“Architektursalon” von Gerkan, Elbchaussee 139a


Design Meinhard von Gerkan
with Volkmar Sievers
Project management Kordula Noelle
Detailed design team Fabian Färber, Alisa von Gerkan, Uli Rösler, Michèle Watenphul, Steffen Lepiorz
Construction management Raimund Kinski, Philippa Kannengiesser, Annette Walczynski
Structural design Wetzel & von Seht
M&E services RMN Ingenieure
Landscape architects WES LandschaftsArchitektur
Client Meinhard von Gerkan
GFA 670 m²
Construction period 2013–2015



Hans-Georg Esch

The “Architektursalon” designed by Meinhard von Gerkan is as spectacular as its position on the Elbhang, below the main gmp address at Elbchaussee 139 and above the Oevelgönne museum port.

Access to the Pavilion is via the "Övelgönner Mühlenweg" footpath that leads from Elbchaussee down to the bank of the River Elbe. The building is used for exhibitions and events and includes a full story, a lower level story, and a recessed upper story with terraces on all sides. The radial layout, which centers on the circular stairwell, is overlaid with curved structures.

The compact building faces north, where a terraced garden has been established that makes use of the topography of the terrain and is largely enclosed towards the sloping hillside. The façades have been clad with large, brightly colored clay panels, with the floor slabs highlighted by horizontal profiles.

Towards the south and the River Elbe, the building fans out, featuring large room-high windows and cantilevering terraces. All three stories are accessed via an entrance area on the first floor, although separate staircases leading to the lower floor and the upper floor make it possible to accommodate various separate uses.

However, all uses are fully focused on architecture and related disciplines, and their presentation and dissemination. The large room in the lower story can be used for exhibitions.

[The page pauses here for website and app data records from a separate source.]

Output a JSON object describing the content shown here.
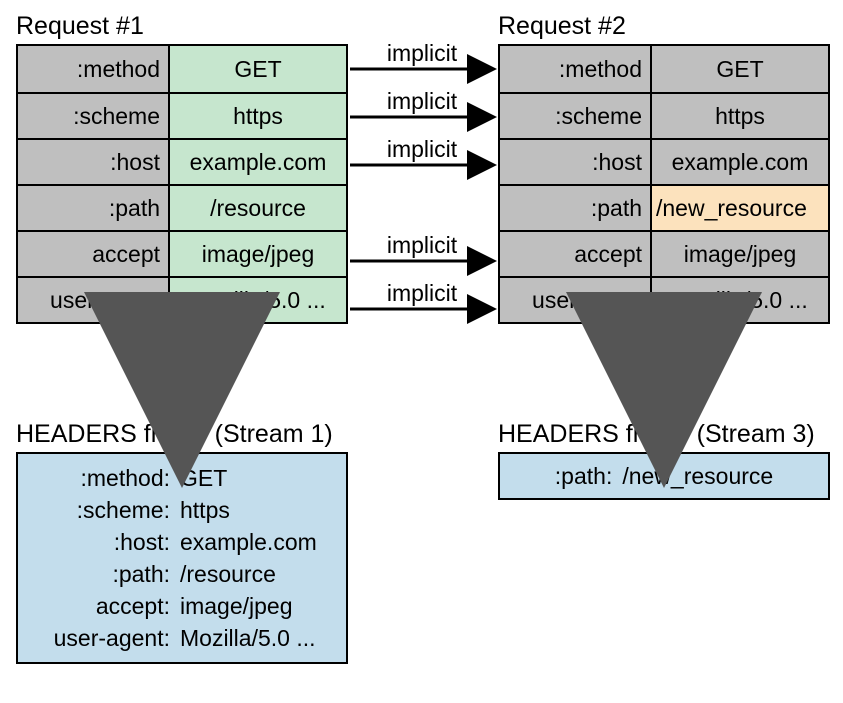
{
  "request1": {
    "title": "Request #1",
    "rows": [
      {
        "key": ":method",
        "value": "GET",
        "bg": "green"
      },
      {
        "key": ":scheme",
        "value": "https",
        "bg": "green"
      },
      {
        "key": ":host",
        "value": "example.com",
        "bg": "green"
      },
      {
        "key": ":path",
        "value": "/resource",
        "bg": "green"
      },
      {
        "key": "accept",
        "value": "image/jpeg",
        "bg": "green"
      },
      {
        "key": "user-agent",
        "value": "Mozilla/5.0 ...",
        "bg": "green"
      }
    ]
  },
  "request2": {
    "title": "Request #2",
    "rows": [
      {
        "key": ":method",
        "value": "GET",
        "key_bg": "gray",
        "bg": "gray"
      },
      {
        "key": ":scheme",
        "value": "https",
        "key_bg": "gray",
        "bg": "gray"
      },
      {
        "key": ":host",
        "value": "example.com",
        "key_bg": "gray",
        "bg": "gray"
      },
      {
        "key": ":path",
        "value": "/new_resource",
        "key_bg": "tan",
        "bg": "tan"
      },
      {
        "key": "accept",
        "value": "image/jpeg",
        "key_bg": "gray",
        "bg": "gray"
      },
      {
        "key": "user-agent",
        "value": "Mozilla/5.0 ...",
        "key_bg": "gray",
        "bg": "gray"
      }
    ]
  },
  "arrows": {
    "implicit": "implicit"
  },
  "frame1": {
    "title": "HEADERS frame (Stream 1)",
    "lines": [
      {
        "key": ":method:",
        "value": "GET"
      },
      {
        "key": ":scheme:",
        "value": "https"
      },
      {
        "key": ":host:",
        "value": "example.com"
      },
      {
        "key": ":path:",
        "value": "/resource"
      },
      {
        "key": "accept:",
        "value": "image/jpeg"
      },
      {
        "key": "user-agent:",
        "value": "Mozilla/5.0 ..."
      }
    ]
  },
  "frame2": {
    "title": "HEADERS frame (Stream 3)",
    "lines": [
      {
        "key": ":path:",
        "value": "/new_resource"
      }
    ]
  }
}
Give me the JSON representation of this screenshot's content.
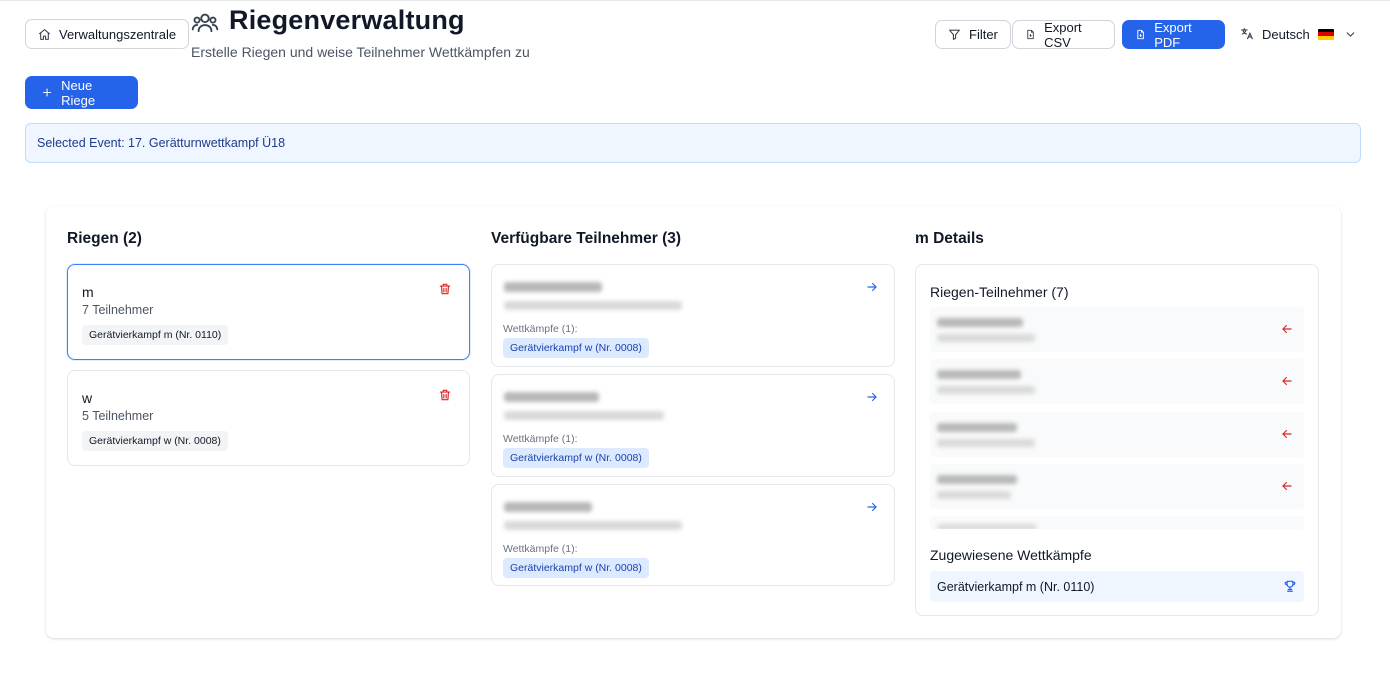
{
  "header": {
    "home_button": "Verwaltungszentrale",
    "title": "Riegenverwaltung",
    "subtitle": "Erstelle Riegen und weise Teilnehmer Wettkämpfen zu",
    "filter_label": "Filter",
    "export_csv_label": "Export CSV",
    "export_pdf_label": "Export PDF",
    "language": "Deutsch",
    "new_riege_label": "Neue Riege"
  },
  "event_banner": "Selected Event: 17. Gerätturnwettkampf Ü18",
  "riegen": {
    "title": "Riegen (2)",
    "items": [
      {
        "name": "m",
        "count": "7 Teilnehmer",
        "competition": "Gerätvierkampf m (Nr. 0110)",
        "selected": true
      },
      {
        "name": "w",
        "count": "5 Teilnehmer",
        "competition": "Gerätvierkampf w (Nr. 0008)",
        "selected": false
      }
    ]
  },
  "available": {
    "title": "Verfügbare Teilnehmer (3)",
    "items": [
      {
        "wk_label": "Wettkämpfe (1):",
        "competition": "Gerätvierkampf w (Nr. 0008)"
      },
      {
        "wk_label": "Wettkämpfe (1):",
        "competition": "Gerätvierkampf w (Nr. 0008)"
      },
      {
        "wk_label": "Wettkämpfe (1):",
        "competition": "Gerätvierkampf w (Nr. 0008)"
      }
    ]
  },
  "details": {
    "title": "m Details",
    "members_title": "Riegen-Teilnehmer (7)",
    "assigned_title": "Zugewiesene Wettkämpfe",
    "assigned_competition": "Gerätvierkampf m (Nr. 0110)"
  },
  "colors": {
    "primary": "#2563eb",
    "danger": "#dc2626",
    "banner_bg": "#eff6ff",
    "chip_blue": "#dbeafe"
  },
  "icons": [
    "home-icon",
    "users-icon",
    "filter-icon",
    "file-icon",
    "translate-icon",
    "chevron-down-icon",
    "plus-icon",
    "trash-icon",
    "arrow-right-icon",
    "arrow-left-icon",
    "trophy-icon"
  ]
}
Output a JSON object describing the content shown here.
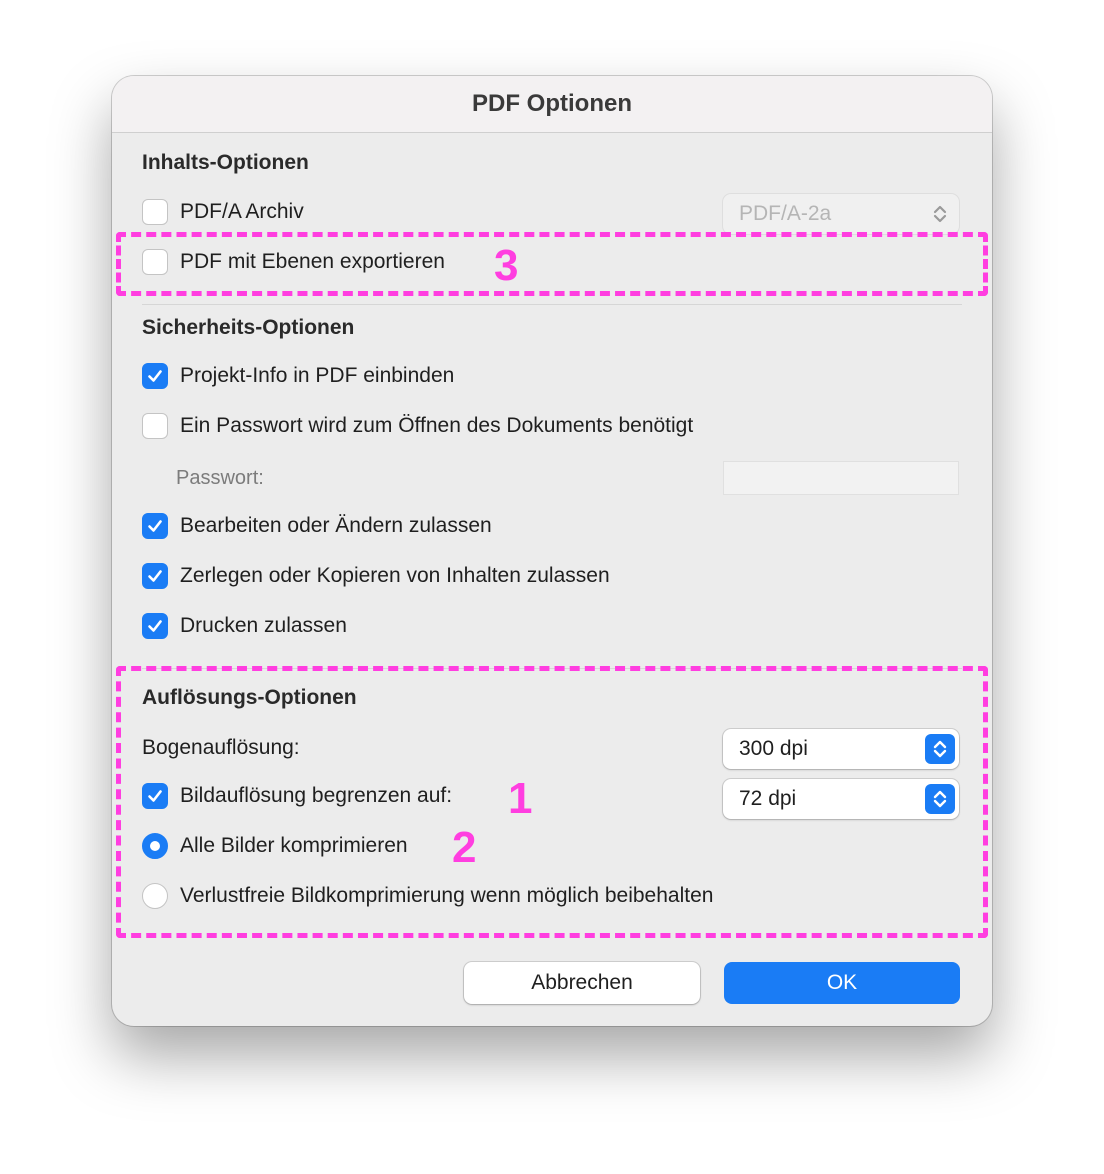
{
  "window": {
    "title": "PDF Optionen"
  },
  "content_options": {
    "title": "Inhalts-Optionen",
    "pdfa_label": "PDF/A Archiv",
    "pdfa_checked": false,
    "pdfa_select": "PDF/A-2a",
    "layers_label": "PDF mit Ebenen exportieren",
    "layers_checked": false
  },
  "security_options": {
    "title": "Sicherheits-Optionen",
    "project_info_label": "Projekt-Info in PDF einbinden",
    "project_info_checked": true,
    "password_required_label": "Ein Passwort wird zum Öffnen des Dokuments benötigt",
    "password_required_checked": false,
    "password_label": "Passwort:",
    "password_value": "",
    "edit_label": "Bearbeiten oder Ändern zulassen",
    "edit_checked": true,
    "copy_label": "Zerlegen oder Kopieren von Inhalten zulassen",
    "copy_checked": true,
    "print_label": "Drucken zulassen",
    "print_checked": true
  },
  "resolution_options": {
    "title": "Auflösungs-Optionen",
    "sheet_resolution_label": "Bogenauflösung:",
    "sheet_resolution_value": "300 dpi",
    "limit_label": "Bildauflösung begrenzen auf:",
    "limit_checked": true,
    "limit_value": "72 dpi",
    "compress_all_label": "Alle Bilder komprimieren",
    "compress_all_selected": true,
    "lossless_label": "Verlustfreie Bildkomprimierung wenn möglich beibehalten",
    "lossless_selected": false
  },
  "buttons": {
    "cancel": "Abbrechen",
    "ok": "OK"
  },
  "annotations": {
    "one": "1",
    "two": "2",
    "three": "3"
  },
  "colors": {
    "accent": "#1a7cf5",
    "annotation": "#ff3ee0"
  }
}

The two units above have been designed to accommodate a range of different functions, such as changing exhibitions, events and workshops. The upper story includes rooms for work, which can also be used to accommodate guests.